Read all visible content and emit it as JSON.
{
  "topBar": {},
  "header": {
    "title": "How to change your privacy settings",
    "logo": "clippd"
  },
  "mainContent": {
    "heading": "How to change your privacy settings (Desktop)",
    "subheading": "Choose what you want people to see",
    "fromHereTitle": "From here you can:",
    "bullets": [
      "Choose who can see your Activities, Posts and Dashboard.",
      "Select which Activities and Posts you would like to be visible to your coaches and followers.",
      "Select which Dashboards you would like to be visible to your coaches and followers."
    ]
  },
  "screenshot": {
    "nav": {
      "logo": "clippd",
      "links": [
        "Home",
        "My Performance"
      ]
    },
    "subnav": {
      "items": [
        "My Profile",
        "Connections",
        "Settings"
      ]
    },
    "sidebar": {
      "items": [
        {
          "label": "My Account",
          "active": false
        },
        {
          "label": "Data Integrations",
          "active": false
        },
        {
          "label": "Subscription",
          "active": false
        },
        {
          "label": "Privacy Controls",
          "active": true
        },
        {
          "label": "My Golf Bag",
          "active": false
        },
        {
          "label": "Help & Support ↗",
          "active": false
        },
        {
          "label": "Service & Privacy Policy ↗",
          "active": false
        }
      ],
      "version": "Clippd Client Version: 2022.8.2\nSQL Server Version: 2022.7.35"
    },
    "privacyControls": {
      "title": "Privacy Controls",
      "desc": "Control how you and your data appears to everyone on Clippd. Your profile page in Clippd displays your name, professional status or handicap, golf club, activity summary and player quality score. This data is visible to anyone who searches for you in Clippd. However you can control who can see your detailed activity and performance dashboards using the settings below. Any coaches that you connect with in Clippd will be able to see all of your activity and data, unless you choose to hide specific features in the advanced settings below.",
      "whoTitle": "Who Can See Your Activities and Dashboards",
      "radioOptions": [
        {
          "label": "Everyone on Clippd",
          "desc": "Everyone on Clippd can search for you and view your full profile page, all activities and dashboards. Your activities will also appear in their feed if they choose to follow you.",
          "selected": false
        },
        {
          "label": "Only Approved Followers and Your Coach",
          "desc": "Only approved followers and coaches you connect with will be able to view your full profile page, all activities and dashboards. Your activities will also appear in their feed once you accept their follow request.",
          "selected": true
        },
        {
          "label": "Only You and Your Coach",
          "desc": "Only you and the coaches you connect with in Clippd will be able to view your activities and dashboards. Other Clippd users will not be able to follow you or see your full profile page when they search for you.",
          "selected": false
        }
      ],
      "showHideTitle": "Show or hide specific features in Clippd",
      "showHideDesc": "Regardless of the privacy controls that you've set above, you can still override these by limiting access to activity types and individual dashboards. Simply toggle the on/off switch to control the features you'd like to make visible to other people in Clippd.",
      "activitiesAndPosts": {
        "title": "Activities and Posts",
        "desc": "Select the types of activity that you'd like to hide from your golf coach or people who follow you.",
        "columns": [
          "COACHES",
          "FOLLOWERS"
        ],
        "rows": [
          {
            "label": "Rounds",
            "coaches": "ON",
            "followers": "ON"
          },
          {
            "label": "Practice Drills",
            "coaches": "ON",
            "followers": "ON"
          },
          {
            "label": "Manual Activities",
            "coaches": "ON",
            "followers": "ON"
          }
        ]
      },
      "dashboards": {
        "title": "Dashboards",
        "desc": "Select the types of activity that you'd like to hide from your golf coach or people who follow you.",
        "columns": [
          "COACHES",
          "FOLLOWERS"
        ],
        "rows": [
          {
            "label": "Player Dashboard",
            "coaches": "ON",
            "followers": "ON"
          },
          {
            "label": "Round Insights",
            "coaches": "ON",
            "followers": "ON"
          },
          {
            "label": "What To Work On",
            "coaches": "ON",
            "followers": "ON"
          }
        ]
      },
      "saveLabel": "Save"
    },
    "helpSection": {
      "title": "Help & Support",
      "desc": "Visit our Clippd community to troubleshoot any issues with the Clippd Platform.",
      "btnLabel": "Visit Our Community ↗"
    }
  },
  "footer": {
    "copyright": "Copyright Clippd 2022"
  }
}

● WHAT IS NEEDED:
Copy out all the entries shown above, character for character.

● SOLVED PROBLEM:
Read all visible content and emit it as JSON.
{
  "topBar": {},
  "header": {
    "title": "How to change your privacy settings",
    "logo": "clippd"
  },
  "mainContent": {
    "heading": "How to change your privacy settings (Desktop)",
    "subheading": "Choose what you want people to see",
    "fromHereTitle": "From here you can:",
    "bullets": [
      "Choose who can see your Activities, Posts and Dashboard.",
      "Select which Activities and Posts you would like to be visible to your coaches and followers.",
      "Select which Dashboards you would like to be visible to your coaches and followers."
    ]
  },
  "screenshot": {
    "nav": {
      "logo": "clippd",
      "links": [
        "Home",
        "My Performance"
      ]
    },
    "subnav": {
      "items": [
        "My Profile",
        "Connections",
        "Settings"
      ]
    },
    "sidebar": {
      "items": [
        {
          "label": "My Account",
          "active": false
        },
        {
          "label": "Data Integrations",
          "active": false
        },
        {
          "label": "Subscription",
          "active": false
        },
        {
          "label": "Privacy Controls",
          "active": true
        },
        {
          "label": "My Golf Bag",
          "active": false
        },
        {
          "label": "Help & Support ↗",
          "active": false
        },
        {
          "label": "Service & Privacy Policy ↗",
          "active": false
        }
      ],
      "version": "Clippd Client Version: 2022.8.2\nSQL Server Version: 2022.7.35"
    },
    "privacyControls": {
      "title": "Privacy Controls",
      "desc": "Control how you and your data appears to everyone on Clippd. Your profile page in Clippd displays your name, professional status or handicap, golf club, activity summary and player quality score. This data is visible to anyone who searches for you in Clippd. However you can control who can see your detailed activity and performance dashboards using the settings below. Any coaches that you connect with in Clippd will be able to see all of your activity and data, unless you choose to hide specific features in the advanced settings below.",
      "whoTitle": "Who Can See Your Activities and Dashboards",
      "radioOptions": [
        {
          "label": "Everyone on Clippd",
          "desc": "Everyone on Clippd can search for you and view your full profile page, all activities and dashboards. Your activities will also appear in their feed if they choose to follow you.",
          "selected": false
        },
        {
          "label": "Only Approved Followers and Your Coach",
          "desc": "Only approved followers and coaches you connect with will be able to view your full profile page, all activities and dashboards. Your activities will also appear in their feed once you accept their follow request.",
          "selected": true
        },
        {
          "label": "Only You and Your Coach",
          "desc": "Only you and the coaches you connect with in Clippd will be able to view your activities and dashboards. Other Clippd users will not be able to follow you or see your full profile page when they search for you.",
          "selected": false
        }
      ],
      "showHideTitle": "Show or hide specific features in Clippd",
      "showHideDesc": "Regardless of the privacy controls that you've set above, you can still override these by limiting access to activity types and individual dashboards. Simply toggle the on/off switch to control the features you'd like to make visible to other people in Clippd.",
      "activitiesAndPosts": {
        "title": "Activities and Posts",
        "desc": "Select the types of activity that you'd like to hide from your golf coach or people who follow you.",
        "columns": [
          "COACHES",
          "FOLLOWERS"
        ],
        "rows": [
          {
            "label": "Rounds",
            "coaches": "ON",
            "followers": "ON"
          },
          {
            "label": "Practice Drills",
            "coaches": "ON",
            "followers": "ON"
          },
          {
            "label": "Manual Activities",
            "coaches": "ON",
            "followers": "ON"
          }
        ]
      },
      "dashboards": {
        "title": "Dashboards",
        "desc": "Select the types of activity that you'd like to hide from your golf coach or people who follow you.",
        "columns": [
          "COACHES",
          "FOLLOWERS"
        ],
        "rows": [
          {
            "label": "Player Dashboard",
            "coaches": "ON",
            "followers": "ON"
          },
          {
            "label": "Round Insights",
            "coaches": "ON",
            "followers": "ON"
          },
          {
            "label": "What To Work On",
            "coaches": "ON",
            "followers": "ON"
          }
        ]
      },
      "saveLabel": "Save"
    },
    "helpSection": {
      "title": "Help & Support",
      "desc": "Visit our Clippd community to troubleshoot any issues with the Clippd Platform.",
      "btnLabel": "Visit Our Community ↗"
    }
  },
  "footer": {
    "copyright": "Copyright Clippd 2022"
  }
}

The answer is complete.